India's tiger numbers just don't add up, Stephanie Nolen writes in the Globe & Mail. While the latest tiger census shows an increase of 12 percent in the tiger population -- a feat that officials are trumpeting as a sign that the seemingly inexorable decline of the big cats has finally been reversed -- Nolen reaffirms that conservationists on the front lines of the battle don't believe the hype. In fact, India's fight to save the tiger is failing, they say.
The latest census figures, announced Monday, showed that India's tiger population rose 12 percent to 1,706 tigers since the last survey, in 2006. But even though the new data was gathered using more sophisticated methods than previous surveys that extrapolated numbers from tiger tracks, many conservationists believe that the real number cannot be higher than 1,000, the article claims.
One reason: Even though tiger numbers supposedly climbed, the area occupid by tigers fell dramatically over the past four years, from 93,000 hectares to just 72,800 hectares, the paper quotes Y.V. Jhala, a biologist who co-directed the census, as saying. And those are numbers that just don't add up.

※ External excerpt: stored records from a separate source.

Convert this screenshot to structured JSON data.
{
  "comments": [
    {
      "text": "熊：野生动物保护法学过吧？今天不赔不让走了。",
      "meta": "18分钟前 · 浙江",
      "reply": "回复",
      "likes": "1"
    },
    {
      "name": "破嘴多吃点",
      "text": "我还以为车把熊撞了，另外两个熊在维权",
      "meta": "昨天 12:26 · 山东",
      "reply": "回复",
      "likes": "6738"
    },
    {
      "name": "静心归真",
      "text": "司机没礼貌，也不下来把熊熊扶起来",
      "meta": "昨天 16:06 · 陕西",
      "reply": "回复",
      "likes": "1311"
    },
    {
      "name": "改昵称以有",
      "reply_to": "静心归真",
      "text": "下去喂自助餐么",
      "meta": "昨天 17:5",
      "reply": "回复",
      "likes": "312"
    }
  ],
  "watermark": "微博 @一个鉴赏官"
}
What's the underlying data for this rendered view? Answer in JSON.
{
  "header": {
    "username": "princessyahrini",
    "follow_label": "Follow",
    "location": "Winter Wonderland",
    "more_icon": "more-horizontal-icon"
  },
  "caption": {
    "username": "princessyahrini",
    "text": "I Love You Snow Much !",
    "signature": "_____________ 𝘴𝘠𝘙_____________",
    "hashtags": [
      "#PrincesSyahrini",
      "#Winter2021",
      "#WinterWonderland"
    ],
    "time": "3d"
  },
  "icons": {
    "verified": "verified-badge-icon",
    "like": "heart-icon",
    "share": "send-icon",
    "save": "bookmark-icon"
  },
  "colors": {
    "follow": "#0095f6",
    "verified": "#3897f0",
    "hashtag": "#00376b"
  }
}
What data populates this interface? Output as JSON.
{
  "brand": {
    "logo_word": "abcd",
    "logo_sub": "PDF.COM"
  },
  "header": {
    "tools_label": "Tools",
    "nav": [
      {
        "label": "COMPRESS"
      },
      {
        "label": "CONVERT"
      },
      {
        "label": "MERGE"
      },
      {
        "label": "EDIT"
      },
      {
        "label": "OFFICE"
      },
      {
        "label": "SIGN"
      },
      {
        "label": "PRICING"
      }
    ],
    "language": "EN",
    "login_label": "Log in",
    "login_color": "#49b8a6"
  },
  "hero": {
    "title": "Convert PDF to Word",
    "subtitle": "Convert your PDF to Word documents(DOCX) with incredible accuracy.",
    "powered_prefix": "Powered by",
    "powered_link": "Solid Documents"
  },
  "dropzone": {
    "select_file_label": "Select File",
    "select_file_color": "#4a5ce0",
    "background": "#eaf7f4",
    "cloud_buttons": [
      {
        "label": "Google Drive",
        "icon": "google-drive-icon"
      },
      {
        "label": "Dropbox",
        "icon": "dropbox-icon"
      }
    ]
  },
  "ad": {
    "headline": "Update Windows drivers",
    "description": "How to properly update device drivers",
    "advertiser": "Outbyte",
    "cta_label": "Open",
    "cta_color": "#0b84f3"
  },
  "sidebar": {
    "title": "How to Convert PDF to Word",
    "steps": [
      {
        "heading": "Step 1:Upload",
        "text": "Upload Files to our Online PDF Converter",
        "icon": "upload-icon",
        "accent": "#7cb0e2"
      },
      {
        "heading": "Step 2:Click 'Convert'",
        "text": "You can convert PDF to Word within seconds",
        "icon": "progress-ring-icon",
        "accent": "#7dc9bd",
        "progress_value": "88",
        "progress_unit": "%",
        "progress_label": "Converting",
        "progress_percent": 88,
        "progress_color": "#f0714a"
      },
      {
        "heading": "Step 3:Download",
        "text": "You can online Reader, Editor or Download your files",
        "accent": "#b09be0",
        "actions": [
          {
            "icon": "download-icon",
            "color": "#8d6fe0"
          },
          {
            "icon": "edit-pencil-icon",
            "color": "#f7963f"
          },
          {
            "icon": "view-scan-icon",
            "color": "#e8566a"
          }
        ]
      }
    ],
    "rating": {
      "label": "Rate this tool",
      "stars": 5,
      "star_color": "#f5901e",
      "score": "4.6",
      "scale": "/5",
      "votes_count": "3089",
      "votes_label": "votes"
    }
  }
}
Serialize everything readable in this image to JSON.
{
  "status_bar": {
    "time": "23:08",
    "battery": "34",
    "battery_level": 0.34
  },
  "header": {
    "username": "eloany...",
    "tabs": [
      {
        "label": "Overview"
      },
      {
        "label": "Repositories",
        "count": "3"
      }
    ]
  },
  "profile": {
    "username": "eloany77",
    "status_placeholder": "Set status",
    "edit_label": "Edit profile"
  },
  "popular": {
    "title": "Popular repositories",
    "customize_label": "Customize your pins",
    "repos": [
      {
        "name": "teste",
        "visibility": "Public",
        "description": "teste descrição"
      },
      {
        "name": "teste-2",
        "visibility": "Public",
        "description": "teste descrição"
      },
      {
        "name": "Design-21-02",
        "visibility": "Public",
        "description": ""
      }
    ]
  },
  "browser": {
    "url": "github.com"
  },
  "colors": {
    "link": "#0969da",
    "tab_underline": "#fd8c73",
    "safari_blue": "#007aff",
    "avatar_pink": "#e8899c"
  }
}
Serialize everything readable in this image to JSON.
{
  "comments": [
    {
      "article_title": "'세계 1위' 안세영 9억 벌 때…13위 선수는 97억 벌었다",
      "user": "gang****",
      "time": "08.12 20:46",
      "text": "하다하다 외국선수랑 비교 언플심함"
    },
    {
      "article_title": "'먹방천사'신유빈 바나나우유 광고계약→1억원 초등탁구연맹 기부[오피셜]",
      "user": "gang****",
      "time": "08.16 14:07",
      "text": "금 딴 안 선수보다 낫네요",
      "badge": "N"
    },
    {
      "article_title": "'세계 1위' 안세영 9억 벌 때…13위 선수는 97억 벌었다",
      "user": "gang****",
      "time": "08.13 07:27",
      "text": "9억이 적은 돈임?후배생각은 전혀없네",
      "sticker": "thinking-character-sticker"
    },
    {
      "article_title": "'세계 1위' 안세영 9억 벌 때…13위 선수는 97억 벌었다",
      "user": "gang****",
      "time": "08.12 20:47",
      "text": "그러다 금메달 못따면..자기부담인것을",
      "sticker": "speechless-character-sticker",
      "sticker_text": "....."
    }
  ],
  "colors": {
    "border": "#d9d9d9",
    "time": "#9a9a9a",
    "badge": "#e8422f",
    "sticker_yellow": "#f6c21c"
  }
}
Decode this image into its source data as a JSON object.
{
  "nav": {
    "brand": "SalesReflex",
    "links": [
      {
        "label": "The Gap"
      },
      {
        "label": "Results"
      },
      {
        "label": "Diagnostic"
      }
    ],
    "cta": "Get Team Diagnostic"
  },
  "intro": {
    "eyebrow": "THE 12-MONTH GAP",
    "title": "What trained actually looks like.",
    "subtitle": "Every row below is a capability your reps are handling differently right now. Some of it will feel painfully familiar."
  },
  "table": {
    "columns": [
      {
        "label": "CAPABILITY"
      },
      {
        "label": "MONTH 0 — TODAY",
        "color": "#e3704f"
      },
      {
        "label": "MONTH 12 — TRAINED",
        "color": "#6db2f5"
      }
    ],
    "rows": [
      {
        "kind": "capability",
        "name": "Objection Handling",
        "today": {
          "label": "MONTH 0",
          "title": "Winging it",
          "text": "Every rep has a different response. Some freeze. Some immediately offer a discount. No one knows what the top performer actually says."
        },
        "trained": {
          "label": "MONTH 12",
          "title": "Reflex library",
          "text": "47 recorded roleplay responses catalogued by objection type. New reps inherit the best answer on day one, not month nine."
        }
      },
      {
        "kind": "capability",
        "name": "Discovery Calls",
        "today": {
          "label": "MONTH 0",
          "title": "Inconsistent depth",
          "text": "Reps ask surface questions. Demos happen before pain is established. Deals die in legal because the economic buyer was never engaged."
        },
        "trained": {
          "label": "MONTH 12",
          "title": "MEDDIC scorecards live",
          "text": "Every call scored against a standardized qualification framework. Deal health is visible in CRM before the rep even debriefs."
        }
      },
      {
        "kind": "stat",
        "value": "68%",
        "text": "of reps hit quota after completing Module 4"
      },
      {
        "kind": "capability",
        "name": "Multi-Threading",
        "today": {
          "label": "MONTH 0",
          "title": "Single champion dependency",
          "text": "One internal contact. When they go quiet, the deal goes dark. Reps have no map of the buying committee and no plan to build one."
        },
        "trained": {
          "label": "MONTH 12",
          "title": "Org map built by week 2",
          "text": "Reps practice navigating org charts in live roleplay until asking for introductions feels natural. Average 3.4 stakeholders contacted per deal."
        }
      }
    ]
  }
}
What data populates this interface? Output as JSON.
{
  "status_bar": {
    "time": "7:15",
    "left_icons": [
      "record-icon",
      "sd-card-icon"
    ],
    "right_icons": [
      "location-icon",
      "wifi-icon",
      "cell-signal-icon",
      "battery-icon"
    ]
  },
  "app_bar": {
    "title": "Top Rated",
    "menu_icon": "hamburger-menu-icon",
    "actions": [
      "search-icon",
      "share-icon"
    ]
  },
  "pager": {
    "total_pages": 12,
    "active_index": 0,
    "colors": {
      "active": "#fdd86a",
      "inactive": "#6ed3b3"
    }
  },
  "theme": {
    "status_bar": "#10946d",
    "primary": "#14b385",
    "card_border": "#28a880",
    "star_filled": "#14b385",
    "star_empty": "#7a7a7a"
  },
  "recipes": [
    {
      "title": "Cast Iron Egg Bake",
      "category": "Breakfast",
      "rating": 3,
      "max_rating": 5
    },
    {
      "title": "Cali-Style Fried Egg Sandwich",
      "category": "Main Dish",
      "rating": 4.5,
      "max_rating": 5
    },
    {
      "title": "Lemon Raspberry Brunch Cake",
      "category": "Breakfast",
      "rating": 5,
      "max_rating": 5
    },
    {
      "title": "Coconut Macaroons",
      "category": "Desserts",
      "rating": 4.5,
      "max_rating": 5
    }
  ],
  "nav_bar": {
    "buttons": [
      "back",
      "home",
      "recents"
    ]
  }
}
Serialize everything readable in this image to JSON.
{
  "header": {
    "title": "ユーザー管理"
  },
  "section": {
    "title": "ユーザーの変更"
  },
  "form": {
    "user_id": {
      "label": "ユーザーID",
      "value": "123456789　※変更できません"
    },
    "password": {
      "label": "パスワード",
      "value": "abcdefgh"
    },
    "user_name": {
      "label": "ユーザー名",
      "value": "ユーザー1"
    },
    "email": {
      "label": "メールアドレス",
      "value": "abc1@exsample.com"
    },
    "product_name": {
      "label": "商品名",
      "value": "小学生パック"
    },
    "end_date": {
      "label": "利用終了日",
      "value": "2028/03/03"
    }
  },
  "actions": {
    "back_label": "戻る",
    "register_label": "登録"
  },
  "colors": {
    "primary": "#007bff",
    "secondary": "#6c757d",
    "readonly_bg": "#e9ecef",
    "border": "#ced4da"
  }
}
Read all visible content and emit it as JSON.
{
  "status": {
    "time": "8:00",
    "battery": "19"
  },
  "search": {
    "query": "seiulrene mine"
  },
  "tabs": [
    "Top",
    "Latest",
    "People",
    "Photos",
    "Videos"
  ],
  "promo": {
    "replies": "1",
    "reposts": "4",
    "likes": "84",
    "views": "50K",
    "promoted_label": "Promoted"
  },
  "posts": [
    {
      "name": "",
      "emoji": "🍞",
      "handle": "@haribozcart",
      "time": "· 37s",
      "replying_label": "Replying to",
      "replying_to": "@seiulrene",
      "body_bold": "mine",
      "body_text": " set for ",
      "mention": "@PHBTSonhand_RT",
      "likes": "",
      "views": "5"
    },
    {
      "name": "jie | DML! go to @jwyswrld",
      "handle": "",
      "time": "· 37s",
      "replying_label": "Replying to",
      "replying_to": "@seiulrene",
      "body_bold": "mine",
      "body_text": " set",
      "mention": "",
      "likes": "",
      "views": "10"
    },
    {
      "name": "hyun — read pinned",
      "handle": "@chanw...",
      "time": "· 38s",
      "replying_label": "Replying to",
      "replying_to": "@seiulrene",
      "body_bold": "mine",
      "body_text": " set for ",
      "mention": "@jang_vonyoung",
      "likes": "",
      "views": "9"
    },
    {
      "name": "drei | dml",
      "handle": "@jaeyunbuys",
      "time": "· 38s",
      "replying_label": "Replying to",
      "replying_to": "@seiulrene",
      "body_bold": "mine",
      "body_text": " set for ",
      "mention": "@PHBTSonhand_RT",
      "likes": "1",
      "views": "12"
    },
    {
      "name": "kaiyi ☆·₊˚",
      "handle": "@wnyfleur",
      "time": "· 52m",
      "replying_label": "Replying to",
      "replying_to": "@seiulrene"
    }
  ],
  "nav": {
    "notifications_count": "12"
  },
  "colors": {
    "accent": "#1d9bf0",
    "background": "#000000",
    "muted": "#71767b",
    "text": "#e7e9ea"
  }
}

“The minister and the Forest Service needed some good news today, they needed good numbers,” the Globe & Mail quotes an unnamed environmentalist as saying.